All: So far, people can solve individual CAPTCHA generation methods, but the problem I'm referring to is being able to solve any CAPTCHA that a human can. A captcha can be made arbitrarily much more difficult for a computer, while at the same time making it only slightly more difficult for a human. (And of course, there's the nagging issue of how O/B's captcha, er, works. "But it doesn't keep out Silas!") Moreover, arbitrary object recognition is much more general and difficult than character recognition. Actually achieving a solution to it would have much of the same difficulties as the Turing Test, since the identity of an object can hinge on human-specific contextual knowledge in the picture.

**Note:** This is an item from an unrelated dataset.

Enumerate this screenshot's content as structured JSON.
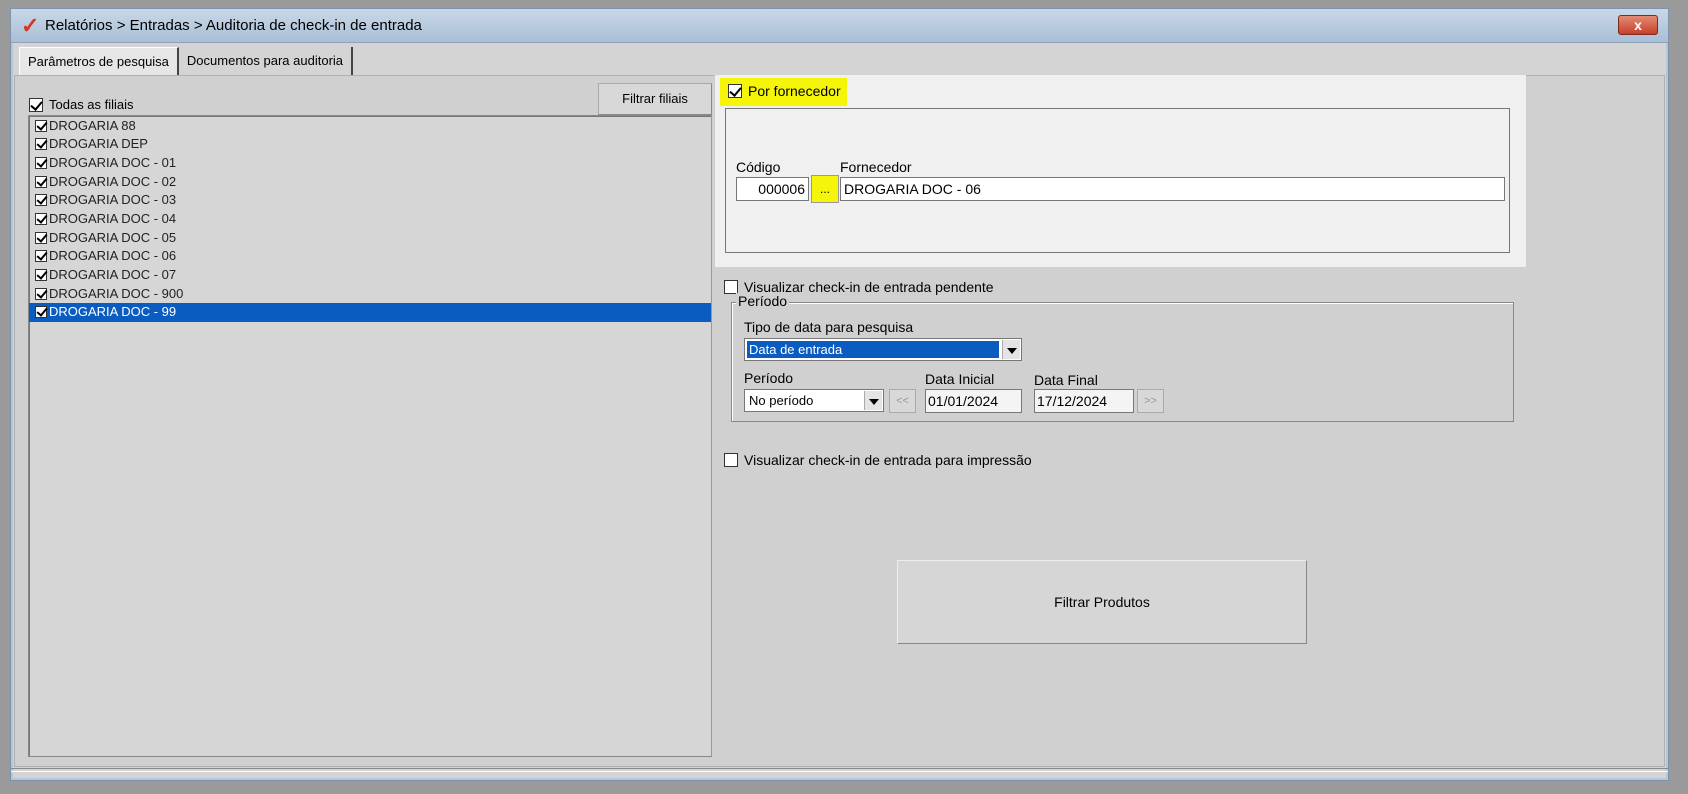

I confess I wasn't aware of AIXI, but after Googling (you have to give additional keywords for it to show up, and Wikipedia doesn't mention it, nor Solomonoff induction specifically), it appears to be the algorithm for optimal behavior in interaction with an arbitrary, unknown environment, to satisfy a utility curve. So, this does show how given unbounded computation time, it is possible, via a method we understand, to identify objects.

However, it still doesn't mean Eliezer is treating the free will/socks cases equally. If he can count the existence of an algorithm (which his brain is not using, given that it completes the problem quickly) that would identify arbitrary objects as proof that he understands the image-recognition step in "believing I'm wearing socks", I could, just the same, say:

"I understand why I think I have free will. Given unboundedly large but finite computing power, an AIXI program could explain to me what cognitive architecture gives the feeling of free will. Problem solved."